The mallard duck is a common species of dabbling duck that is found throughout the world in a variety of wetland habitats, including lakes, rivers, ponds, and marshes. The male mallard has a distinctive green head, yellow bill, and rusty brown chest, while the female has a mottled brown plumage with an orange bill. Both sexes have a characteristic iridescent blue patch on their wings.
Mallard ducks are omnivorous and feed on a variety of foods, including aquatic plants, insects, crustaceans, and small fish. They are known for their dabbling behavior, in which they tip their head underwater and use their bill to forage for food. They are also able to dive underwater for short periods of time to search for food.
Mallard ducks are an important game bird and are also commonly kept in captivity for ornamental purposes. They are social birds and form pairs during breeding season, typically from late winter to early spring. They build nests on the ground, often in dense vegetation near water, and the female lays a clutch of eggs that hatch after about a month. Mallard ducks are an iconic species of waterfowl and are enjoyed by birdwatchers and nature enthusiasts alike.
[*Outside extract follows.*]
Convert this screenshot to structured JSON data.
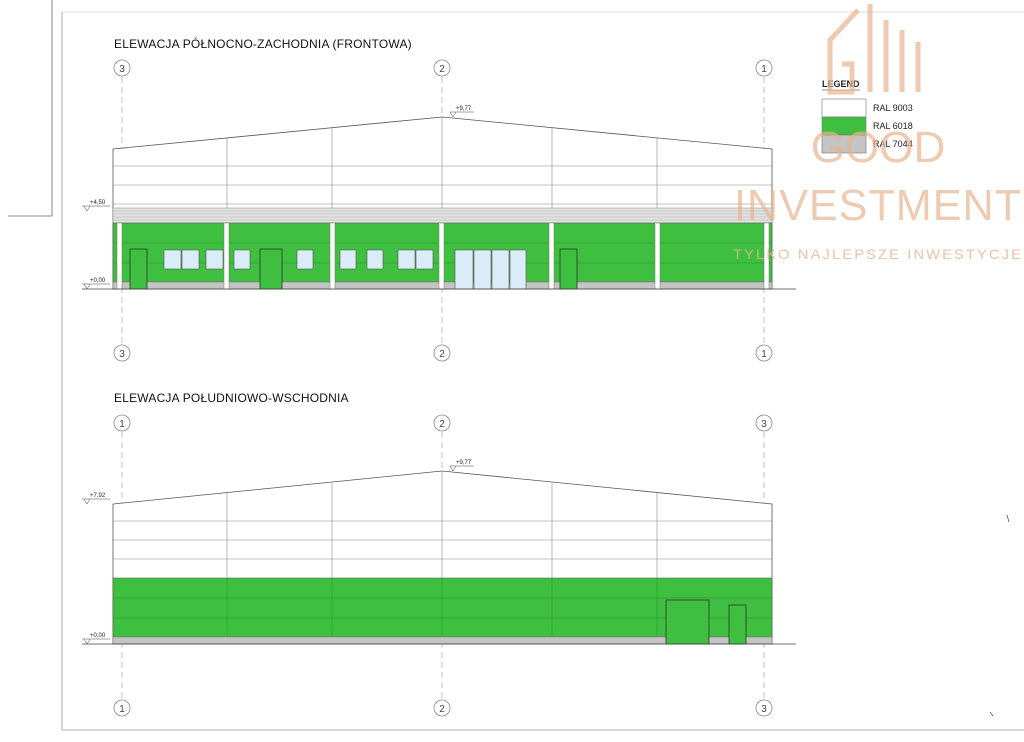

Ducks do not have teeth in the traditional sense like humans or other mammals. However, they have serrated edges or tooth-like structures called "tomia" along the edges of their bills. These structures help them filter food from water and grip slippery prey, such as fish or insects.